## What you need to do:
Below are some records; output all of them exactly as they read.

## Records for the task:

------------------------------------------------------------------------

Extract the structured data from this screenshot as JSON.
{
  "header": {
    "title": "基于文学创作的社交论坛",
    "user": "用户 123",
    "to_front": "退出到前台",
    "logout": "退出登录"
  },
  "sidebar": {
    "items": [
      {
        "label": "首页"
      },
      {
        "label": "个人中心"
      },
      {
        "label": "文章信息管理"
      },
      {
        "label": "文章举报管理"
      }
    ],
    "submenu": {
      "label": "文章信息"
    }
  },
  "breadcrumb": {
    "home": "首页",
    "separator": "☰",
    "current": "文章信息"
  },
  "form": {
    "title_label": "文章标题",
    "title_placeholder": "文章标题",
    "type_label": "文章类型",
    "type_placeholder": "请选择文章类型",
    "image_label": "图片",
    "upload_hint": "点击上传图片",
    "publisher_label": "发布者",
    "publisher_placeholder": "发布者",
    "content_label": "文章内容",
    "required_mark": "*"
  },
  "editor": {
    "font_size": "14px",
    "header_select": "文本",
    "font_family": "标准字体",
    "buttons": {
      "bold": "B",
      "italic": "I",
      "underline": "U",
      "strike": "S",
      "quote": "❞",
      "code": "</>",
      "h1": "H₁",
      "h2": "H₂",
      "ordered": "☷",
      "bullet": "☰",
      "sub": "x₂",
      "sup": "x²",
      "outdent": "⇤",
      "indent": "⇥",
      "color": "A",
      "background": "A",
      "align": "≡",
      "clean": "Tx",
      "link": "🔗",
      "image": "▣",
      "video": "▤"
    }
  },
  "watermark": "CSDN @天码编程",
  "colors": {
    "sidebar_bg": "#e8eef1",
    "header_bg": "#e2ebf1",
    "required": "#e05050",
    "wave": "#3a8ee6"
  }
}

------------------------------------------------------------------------

## Response box:
Extract the structured data from this screenshot as JSON.
{
  "header": {
    "title": "基于文学创作的社交论坛",
    "user": "用户 123",
    "to_front": "退出到前台",
    "logout": "退出登录"
  },
  "sidebar": {
    "items": [
      {
        "label": "首页"
      },
      {
        "label": "个人中心"
      },
      {
        "label": "文章信息管理"
      },
      {
        "label": "文章举报管理"
      }
    ],
    "submenu": {
      "label": "文章信息"
    }
  },
  "breadcrumb": {
    "home": "首页",
    "separator": "☰",
    "current": "文章信息"
  },
  "form": {
    "title_label": "文章标题",
    "title_placeholder": "文章标题",
    "type_label": "文章类型",
    "type_placeholder": "请选择文章类型",
    "image_label": "图片",
    "upload_hint": "点击上传图片",
    "publisher_label": "发布者",
    "publisher_placeholder": "发布者",
    "content_label": "文章内容",
    "required_mark": "*"
  },
  "editor": {
    "font_size": "14px",
    "header_select": "文本",
    "font_family": "标准字体",
    "buttons": {
      "bold": "B",
      "italic": "I",
      "underline": "U",
      "strike": "S",
      "quote": "❞",
      "code": "</>",
      "h1": "H₁",
      "h2": "H₂",
      "ordered": "☷",
      "bullet": "☰",
      "sub": "x₂",
      "sup": "x²",
      "outdent": "⇤",
      "indent": "⇥",
      "color": "A",
      "background": "A",
      "align": "≡",
      "clean": "Tx",
      "link": "🔗",
      "image": "▣",
      "video": "▤"
    }
  },
  "watermark": "CSDN @天码编程",
  "colors": {
    "sidebar_bg": "#e8eef1",
    "header_bg": "#e2ebf1",
    "required": "#e05050",
    "wave": "#3a8ee6"
  }
}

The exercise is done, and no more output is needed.